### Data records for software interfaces
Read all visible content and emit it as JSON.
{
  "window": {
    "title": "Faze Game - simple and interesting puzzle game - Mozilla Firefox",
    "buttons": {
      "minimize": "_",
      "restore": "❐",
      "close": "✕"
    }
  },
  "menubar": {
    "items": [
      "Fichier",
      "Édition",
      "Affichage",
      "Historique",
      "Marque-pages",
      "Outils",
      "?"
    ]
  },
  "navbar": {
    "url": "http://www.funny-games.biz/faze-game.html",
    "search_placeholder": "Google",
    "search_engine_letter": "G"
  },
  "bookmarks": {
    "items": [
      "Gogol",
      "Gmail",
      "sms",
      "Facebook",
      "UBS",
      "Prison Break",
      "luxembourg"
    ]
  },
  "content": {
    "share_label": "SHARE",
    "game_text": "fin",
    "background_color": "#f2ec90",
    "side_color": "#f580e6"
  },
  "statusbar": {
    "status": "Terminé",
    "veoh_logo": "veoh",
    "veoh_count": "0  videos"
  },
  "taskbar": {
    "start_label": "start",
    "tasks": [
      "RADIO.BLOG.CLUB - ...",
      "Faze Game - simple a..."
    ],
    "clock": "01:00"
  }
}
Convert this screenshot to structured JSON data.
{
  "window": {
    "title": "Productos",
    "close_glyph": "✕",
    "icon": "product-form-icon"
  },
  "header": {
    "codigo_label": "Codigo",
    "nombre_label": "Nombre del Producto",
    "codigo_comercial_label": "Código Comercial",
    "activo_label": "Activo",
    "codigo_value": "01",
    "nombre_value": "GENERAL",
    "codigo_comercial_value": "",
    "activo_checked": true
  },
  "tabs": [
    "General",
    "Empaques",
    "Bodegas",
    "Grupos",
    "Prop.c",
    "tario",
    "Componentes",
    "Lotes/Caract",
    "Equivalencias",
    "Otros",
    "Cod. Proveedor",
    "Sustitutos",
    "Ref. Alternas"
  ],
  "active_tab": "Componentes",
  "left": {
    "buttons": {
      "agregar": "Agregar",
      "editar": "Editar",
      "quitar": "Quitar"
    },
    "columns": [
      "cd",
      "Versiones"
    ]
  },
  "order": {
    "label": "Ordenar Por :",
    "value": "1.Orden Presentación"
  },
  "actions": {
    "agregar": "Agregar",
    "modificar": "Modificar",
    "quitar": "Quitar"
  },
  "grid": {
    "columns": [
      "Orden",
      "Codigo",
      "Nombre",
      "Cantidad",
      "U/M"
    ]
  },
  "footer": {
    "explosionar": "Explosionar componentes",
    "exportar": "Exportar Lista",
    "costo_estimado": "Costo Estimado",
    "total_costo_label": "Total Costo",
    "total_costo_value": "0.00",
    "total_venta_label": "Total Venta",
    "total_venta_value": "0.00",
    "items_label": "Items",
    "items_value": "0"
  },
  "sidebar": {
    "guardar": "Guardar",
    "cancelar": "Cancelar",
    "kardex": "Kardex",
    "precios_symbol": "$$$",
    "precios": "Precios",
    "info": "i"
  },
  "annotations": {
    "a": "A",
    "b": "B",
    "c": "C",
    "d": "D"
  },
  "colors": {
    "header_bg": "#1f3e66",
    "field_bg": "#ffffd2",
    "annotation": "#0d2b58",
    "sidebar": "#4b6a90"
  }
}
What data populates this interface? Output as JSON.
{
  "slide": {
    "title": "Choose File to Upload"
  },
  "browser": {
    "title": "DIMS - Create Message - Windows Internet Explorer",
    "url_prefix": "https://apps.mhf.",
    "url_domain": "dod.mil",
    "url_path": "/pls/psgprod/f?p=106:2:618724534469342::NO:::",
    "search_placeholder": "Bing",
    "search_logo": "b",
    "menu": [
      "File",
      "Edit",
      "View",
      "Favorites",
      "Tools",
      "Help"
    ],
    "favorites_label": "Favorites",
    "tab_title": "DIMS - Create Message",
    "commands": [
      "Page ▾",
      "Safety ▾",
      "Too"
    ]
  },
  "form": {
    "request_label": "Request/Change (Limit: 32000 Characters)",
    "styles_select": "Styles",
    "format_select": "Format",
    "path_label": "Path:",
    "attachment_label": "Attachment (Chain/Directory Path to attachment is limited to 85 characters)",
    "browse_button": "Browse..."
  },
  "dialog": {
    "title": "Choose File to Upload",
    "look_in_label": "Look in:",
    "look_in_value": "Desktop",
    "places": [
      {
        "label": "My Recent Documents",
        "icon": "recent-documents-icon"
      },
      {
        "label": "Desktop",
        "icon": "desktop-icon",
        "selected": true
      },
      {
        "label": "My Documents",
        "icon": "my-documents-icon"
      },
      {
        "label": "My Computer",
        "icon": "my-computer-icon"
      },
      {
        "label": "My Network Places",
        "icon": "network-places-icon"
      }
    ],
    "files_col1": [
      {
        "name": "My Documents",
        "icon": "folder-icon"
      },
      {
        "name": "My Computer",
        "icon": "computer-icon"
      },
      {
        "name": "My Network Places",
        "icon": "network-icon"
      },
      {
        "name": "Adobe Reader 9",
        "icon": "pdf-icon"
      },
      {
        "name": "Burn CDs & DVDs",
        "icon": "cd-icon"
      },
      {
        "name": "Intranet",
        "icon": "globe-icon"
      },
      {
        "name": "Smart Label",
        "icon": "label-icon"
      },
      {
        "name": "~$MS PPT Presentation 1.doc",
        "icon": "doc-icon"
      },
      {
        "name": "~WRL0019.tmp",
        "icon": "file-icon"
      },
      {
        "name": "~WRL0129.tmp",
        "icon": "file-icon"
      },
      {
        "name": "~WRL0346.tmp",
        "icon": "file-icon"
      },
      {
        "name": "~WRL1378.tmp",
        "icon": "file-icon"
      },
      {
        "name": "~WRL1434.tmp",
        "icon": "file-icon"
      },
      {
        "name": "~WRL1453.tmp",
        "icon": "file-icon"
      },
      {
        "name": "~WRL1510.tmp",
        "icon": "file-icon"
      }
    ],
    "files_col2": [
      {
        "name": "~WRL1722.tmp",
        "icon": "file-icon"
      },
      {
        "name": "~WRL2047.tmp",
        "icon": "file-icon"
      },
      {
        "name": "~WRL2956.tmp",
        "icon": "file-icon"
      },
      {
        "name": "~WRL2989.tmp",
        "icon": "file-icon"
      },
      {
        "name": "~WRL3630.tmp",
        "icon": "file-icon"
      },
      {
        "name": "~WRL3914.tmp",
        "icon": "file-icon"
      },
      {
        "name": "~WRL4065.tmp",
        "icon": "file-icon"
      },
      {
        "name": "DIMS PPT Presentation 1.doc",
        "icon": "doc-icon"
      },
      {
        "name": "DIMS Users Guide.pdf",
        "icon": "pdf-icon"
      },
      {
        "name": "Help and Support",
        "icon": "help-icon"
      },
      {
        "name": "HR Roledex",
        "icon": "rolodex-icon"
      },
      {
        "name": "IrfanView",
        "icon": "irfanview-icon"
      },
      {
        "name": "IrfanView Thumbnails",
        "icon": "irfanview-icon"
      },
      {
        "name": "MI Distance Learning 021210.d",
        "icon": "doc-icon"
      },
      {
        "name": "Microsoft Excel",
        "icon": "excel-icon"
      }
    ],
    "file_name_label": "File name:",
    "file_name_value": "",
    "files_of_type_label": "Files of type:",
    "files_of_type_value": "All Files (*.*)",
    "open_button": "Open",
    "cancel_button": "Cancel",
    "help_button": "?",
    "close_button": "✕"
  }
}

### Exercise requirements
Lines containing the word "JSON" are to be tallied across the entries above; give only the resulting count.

### Completed task
3